Since 2005, Proposed Bill 5007 has remained stalled in the Connecticut Legislative Education Committee subject to reintroduction by long-time committee chair, State Representative Andy Fleischmann. Matthews says, “It’s extremely frustrating that no action has been taken on this bill for over five years while special-interest and industry-backed legislation not only moves through committees rapidly, its backers have been given fast-track access to the legislative process itself.”

Malloy is preparing his 2012 agenda, which will be announced shortly before the legislature convenes in February. “Ablechild is pleased to support Governor Malloy as he sets his course for the year ahead,” says Matthews. “Connecticut was the first state to prohibit schools from recommending the use of psychotropic drugs, three years before it became federal law. We hope Connecticut will continue to show leadership through best-practice guidelines that protect its most vulnerable residents.”

About AbleChild

AbleChild is a nationally recognized nonprofit organization dedicated to parents, caregivers, and children’s rights alike. The organization is a clearinghouse for objective information regarding ADD, ADHD, and other behavioral issues. All services AbleChild provides are free to the public. To learn more, visit www.ablechild.org.

Monday, January 2, 2012

Acting helps soldier cope with post-traumatic stress disorder

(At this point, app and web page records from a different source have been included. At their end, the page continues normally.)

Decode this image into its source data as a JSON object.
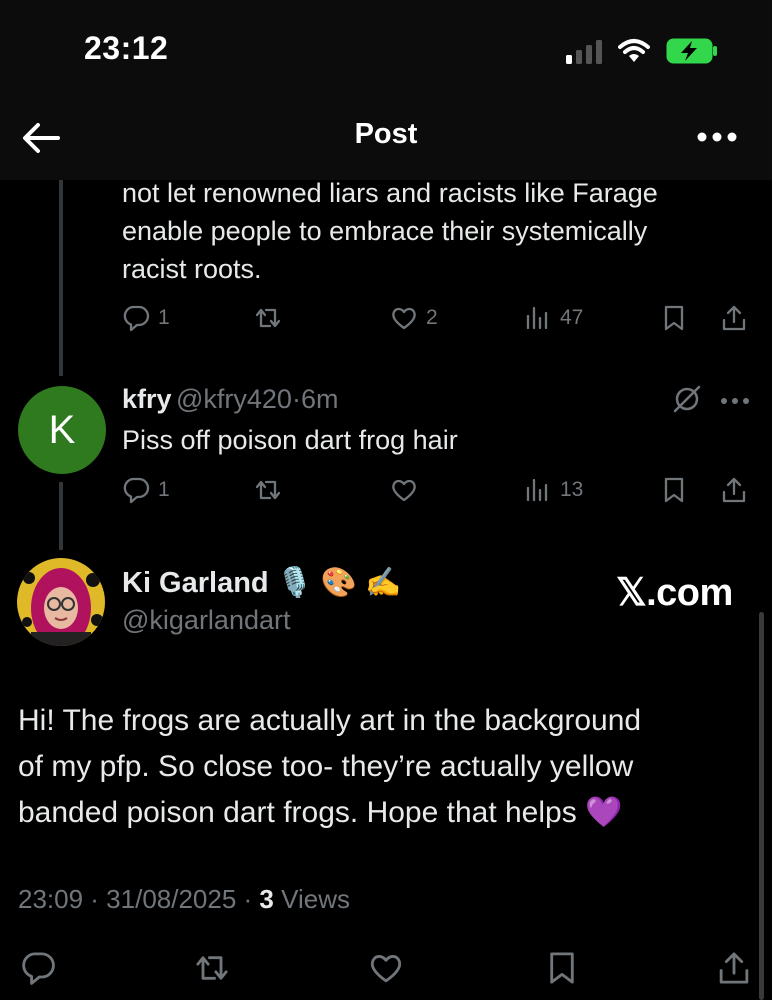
{
  "status_bar": {
    "time": "23:12"
  },
  "header": {
    "title": "Post"
  },
  "parent_post": {
    "text_lines": [
      "not let renowned liars and racists like Farage",
      "enable people to embrace their systemically",
      "racist roots."
    ],
    "replies": "1",
    "likes": "2",
    "views": "47"
  },
  "kfry_reply": {
    "avatar_letter": "K",
    "name": "kfry",
    "handle": "@kfry420",
    "separator": "·",
    "time": "6m",
    "text": "Piss off poison dart frog hair",
    "replies": "1",
    "views": "13"
  },
  "main_post": {
    "name": "Ki Garland",
    "emojis": "🎙️ 🎨 ✍️",
    "handle": "@kigarlandart",
    "text_lines": [
      "Hi! The frogs are actually art in the background",
      "of my pfp. So close too- they’re actually yellow",
      "banded poison dart frogs. Hope that helps 💜"
    ],
    "timestamp": "23:09 · 31/08/2025 ·",
    "view_count": "3",
    "views_label": "Views"
  },
  "watermark": "𝕏.com",
  "colors": {
    "background": "#000000",
    "text": "#e7e9ea",
    "muted": "#71767b",
    "avatar_k": "#2f7a1e"
  }
}
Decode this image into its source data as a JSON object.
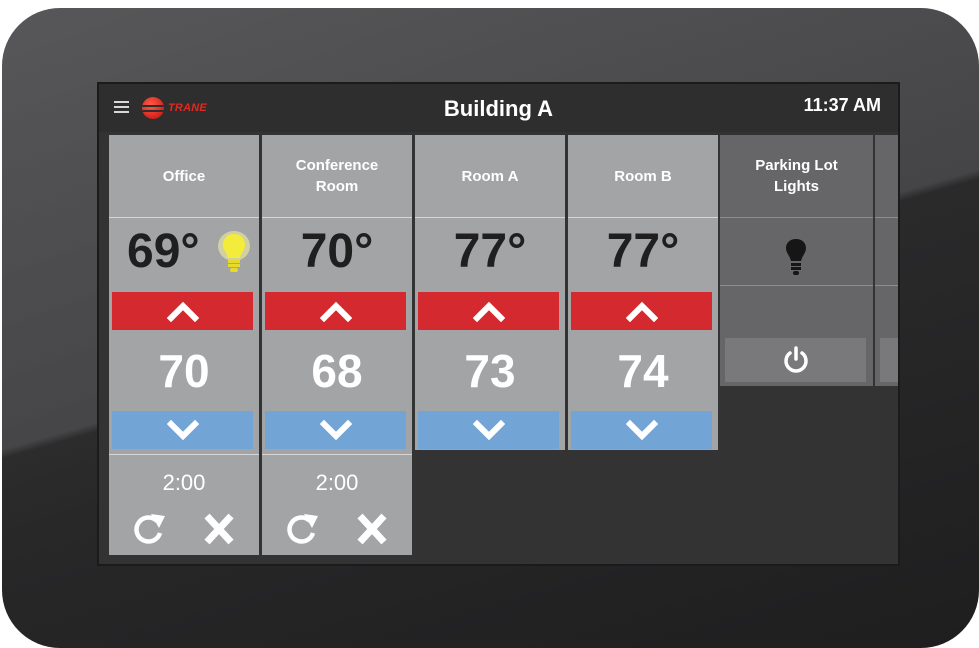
{
  "header": {
    "brand": "TRANE",
    "title": "Building A",
    "time": "11:37 AM"
  },
  "zones": [
    {
      "name_line1": "Office",
      "name_line2": "",
      "temperature": "69°",
      "setpoint": "70",
      "light_on": true,
      "timer": "2:00",
      "has_schedule": true
    },
    {
      "name_line1": "Conference",
      "name_line2": "Room",
      "temperature": "70°",
      "setpoint": "68",
      "light_on": false,
      "timer": "2:00",
      "has_schedule": true
    },
    {
      "name_line1": "Room A",
      "name_line2": "",
      "temperature": "77°",
      "setpoint": "73",
      "light_on": false,
      "has_schedule": false
    },
    {
      "name_line1": "Room B",
      "name_line2": "",
      "temperature": "77°",
      "setpoint": "74",
      "light_on": false,
      "has_schedule": false
    }
  ],
  "lights": {
    "name_line1": "Parking Lot",
    "name_line2": "Lights",
    "state": "off"
  },
  "icons": {
    "menu": "hamburger-menu-icon",
    "up": "chevron-up-icon",
    "down": "chevron-down-icon",
    "bulb": "light-bulb-icon",
    "refresh": "refresh-icon",
    "close": "close-icon",
    "power": "power-icon"
  },
  "colors": {
    "up_button": "#d42a2f",
    "down_button": "#72a4d6",
    "tile": "#a3a4a6",
    "light_tile": "#666668",
    "bulb_on": "#f4ec3a",
    "brand": "#e3281f"
  }
}
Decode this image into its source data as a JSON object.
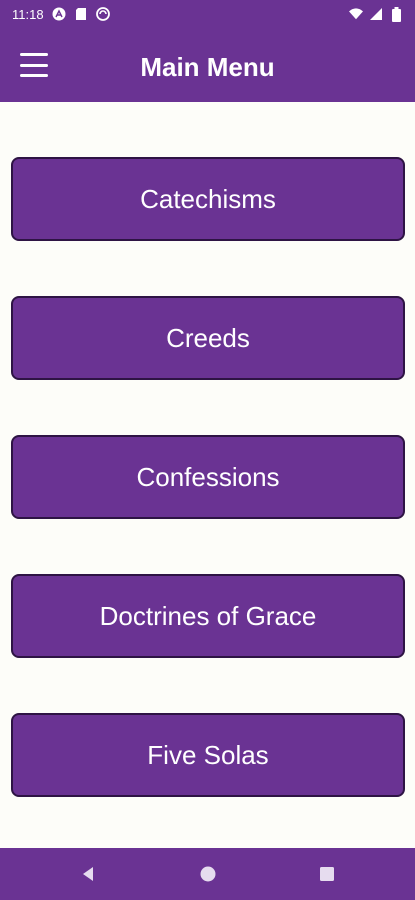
{
  "status_bar": {
    "time": "11:18",
    "icons_left": [
      "a-icon",
      "sd-card-icon",
      "sync-icon"
    ],
    "icons_right": [
      "wifi-icon",
      "signal-icon",
      "battery-icon"
    ]
  },
  "app_bar": {
    "title": "Main Menu",
    "menu_icon": "hamburger-icon"
  },
  "menu": {
    "items": [
      {
        "label": "Catechisms"
      },
      {
        "label": "Creeds"
      },
      {
        "label": "Confessions"
      },
      {
        "label": "Doctrines of Grace"
      },
      {
        "label": "Five Solas"
      }
    ]
  },
  "nav_bar": {
    "buttons": [
      "back-icon",
      "home-icon",
      "recents-icon"
    ]
  },
  "colors": {
    "primary": "#6a3393",
    "button_border": "#2e1444",
    "background": "#fdfdf9",
    "text_on_primary": "#ffffff"
  }
}
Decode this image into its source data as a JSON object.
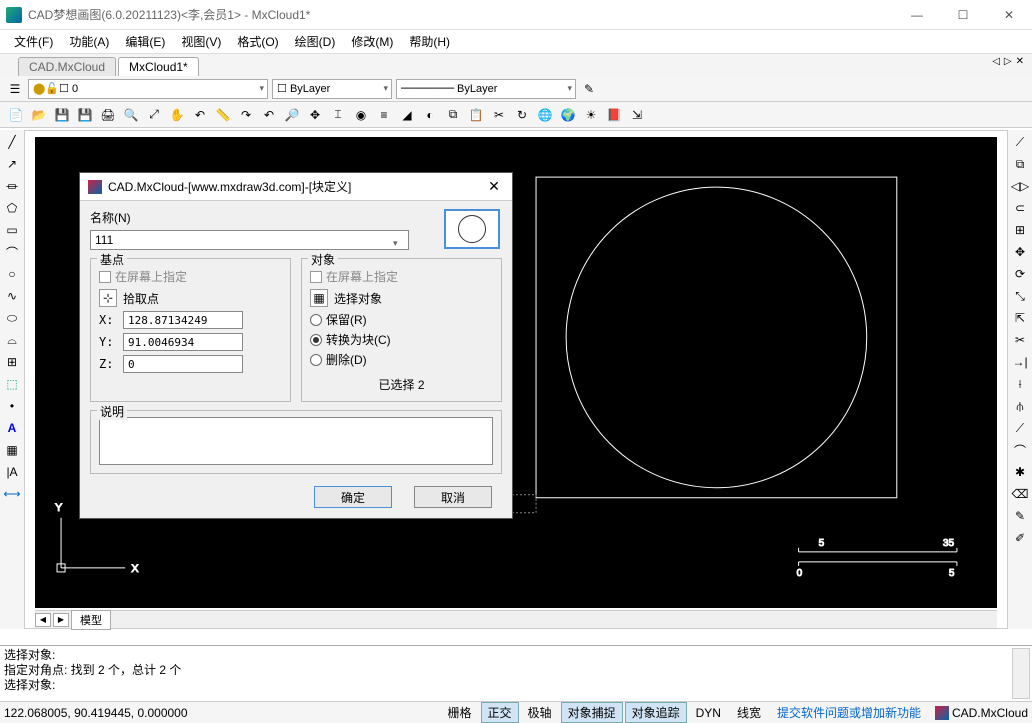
{
  "window": {
    "title": "CAD梦想画图(6.0.20211123)<李,会员1> - MxCloud1*"
  },
  "menu": [
    "文件(F)",
    "功能(A)",
    "编辑(E)",
    "视图(V)",
    "格式(O)",
    "绘图(D)",
    "修改(M)",
    "帮助(H)"
  ],
  "tabs": {
    "inactive": "CAD.MxCloud",
    "active": "MxCloud1*"
  },
  "props": {
    "layer": "0",
    "color": "ByLayer",
    "linetype": "ByLayer"
  },
  "model_tab": "模型",
  "cmd": {
    "l1": "选择对象:",
    "l2": "指定对角点:   找到 2 个，总计 2 个",
    "l3": "选择对象:"
  },
  "status": {
    "coords": "122.068005,  90.419445,  0.000000",
    "b1": "栅格",
    "b2": "正交",
    "b3": "极轴",
    "b4": "对象捕捉",
    "b5": "对象追踪",
    "b6": "DYN",
    "b7": "线宽",
    "link": "提交软件问题或增加新功能",
    "brand": "CAD.MxCloud"
  },
  "dialog": {
    "title": "CAD.MxCloud-[www.mxdraw3d.com]-[块定义]",
    "name_label": "名称(N)",
    "name_value": "111",
    "base": {
      "title": "基点",
      "onscreen": "在屏幕上指定",
      "pick": "拾取点",
      "x": "128.87134249",
      "y": "91.0046934",
      "z": "0"
    },
    "obj": {
      "title": "对象",
      "onscreen": "在屏幕上指定",
      "select": "选择对象",
      "r1": "保留(R)",
      "r2": "转换为块(C)",
      "r3": "删除(D)",
      "count": "已选择 2"
    },
    "desc_label": "说明",
    "ok": "确定",
    "cancel": "取消"
  },
  "scale": {
    "left": "5",
    "right": "35",
    "left2": "0",
    "right2": "5"
  }
}
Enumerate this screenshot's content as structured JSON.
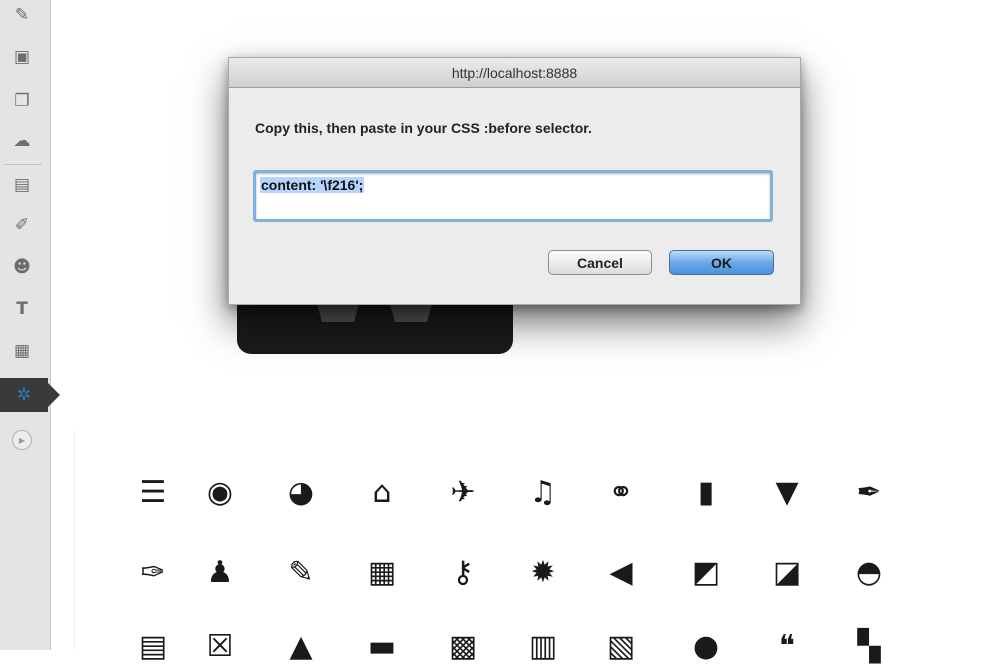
{
  "sidebar": {
    "items": [
      {
        "icon": "pin-icon",
        "glyph": "✎"
      },
      {
        "icon": "media-icon",
        "glyph": "▣"
      },
      {
        "icon": "pages-icon",
        "glyph": "❐"
      },
      {
        "icon": "comments-icon",
        "glyph": "☁"
      },
      {
        "icon": "appearance-icon",
        "glyph": "▤"
      },
      {
        "icon": "plugins-icon",
        "glyph": "✐"
      },
      {
        "icon": "users-icon",
        "glyph": "☻"
      },
      {
        "icon": "tools-icon",
        "glyph": "T"
      },
      {
        "icon": "settings-icon",
        "glyph": "▦"
      },
      {
        "icon": "dashicons-icon",
        "glyph": "✲",
        "active": true
      }
    ],
    "collapse_glyph": "▶"
  },
  "dialog": {
    "title": "http://localhost:8888",
    "message": "Copy this, then paste in your CSS :before selector.",
    "input_value": "content: '\\f216';",
    "cancel_label": "Cancel",
    "ok_label": "OK"
  },
  "icon_grid": [
    [
      {
        "name": "menu-icon",
        "glyph": "☰"
      },
      {
        "name": "globe-icon",
        "glyph": "◉"
      },
      {
        "name": "dashboard-icon",
        "glyph": "◕"
      },
      {
        "name": "home-icon",
        "glyph": "⌂"
      },
      {
        "name": "pin-icon",
        "glyph": "✈"
      },
      {
        "name": "media-music-icon",
        "glyph": "♫"
      },
      {
        "name": "link-icon",
        "glyph": "⚭"
      },
      {
        "name": "pages-icon",
        "glyph": "▮"
      },
      {
        "name": "comment-icon",
        "glyph": "▼"
      },
      {
        "name": "brush-icon",
        "glyph": "✒"
      }
    ],
    [
      {
        "name": "plugin-icon",
        "glyph": "✑"
      },
      {
        "name": "user-icon",
        "glyph": "♟"
      },
      {
        "name": "wrench-icon",
        "glyph": "✎"
      },
      {
        "name": "settings-sliders-icon",
        "glyph": "▦"
      },
      {
        "name": "key-icon",
        "glyph": "⚷"
      },
      {
        "name": "gear-icon",
        "glyph": "✹"
      },
      {
        "name": "back-arrow-icon",
        "glyph": "◀"
      },
      {
        "name": "edit-page-icon",
        "glyph": "◩"
      },
      {
        "name": "new-page-icon",
        "glyph": "◪"
      },
      {
        "name": "visibility-icon",
        "glyph": "◓"
      }
    ],
    [
      {
        "name": "table-icon",
        "glyph": "▤"
      },
      {
        "name": "dismiss-icon",
        "glyph": "☒"
      },
      {
        "name": "education-icon",
        "glyph": "▲"
      },
      {
        "name": "text-page-icon",
        "glyph": "▬"
      },
      {
        "name": "image-icon",
        "glyph": "▩"
      },
      {
        "name": "chart-icon",
        "glyph": "▥"
      },
      {
        "name": "video-icon",
        "glyph": "▧"
      },
      {
        "name": "chat-icon",
        "glyph": "●"
      },
      {
        "name": "quote-icon",
        "glyph": "❝"
      },
      {
        "name": "groups-icon",
        "glyph": "▚"
      }
    ]
  ]
}
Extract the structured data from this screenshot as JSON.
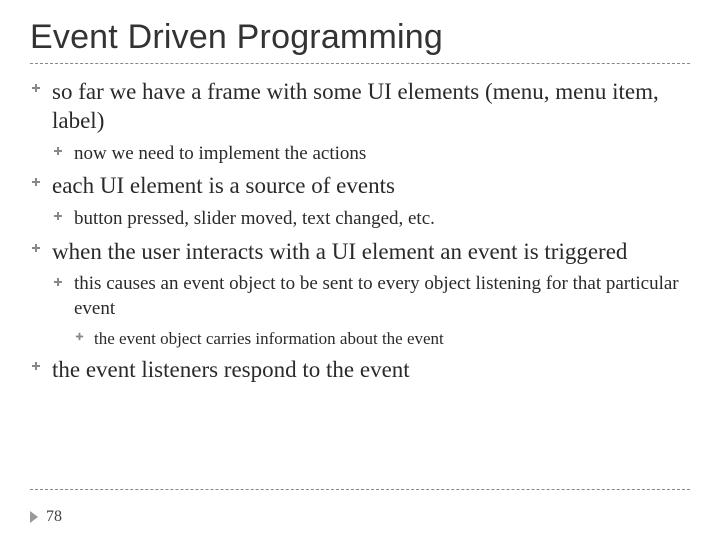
{
  "title": "Event Driven Programming",
  "bullets": {
    "b1": "so far we have a frame with some UI elements (menu, menu item, label)",
    "b1_1": "now we need to implement the actions",
    "b2": "each UI element is a source of events",
    "b2_1": "button pressed, slider moved, text changed, etc.",
    "b3": "when the user interacts with a UI element an event is triggered",
    "b3_1": "this causes an event object to be sent to every object listening for that particular event",
    "b3_1_1": "the event object carries information about the event",
    "b4": "the event listeners respond to the event"
  },
  "page_number": "78"
}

I'm holed up here in my vacation pad (LOL) with only my Blackberry to link electronically to the blogging world. There is an interesting story in ocala.com on the value of acting for overcoming PSTD. Schizophrenia is essentially post-traumatic stress disorder, except the trauma that precipitates the psychosis is the former case is usually less obvious in the latter case. There is a time and a place for acting as part of a person's recovery. As the article states, recovery is individualistic. People have to go with what works for them. My son, Chris, was introduced to acting classes in his two year recovery program, and his psychiatrist observed that Chris really "came alive" in this class. But it was only four or five years later that Chris started to seek out activities that put him on the stage. Recovery is personal. A good approach to it is the holistic one. Try a little bit of everything.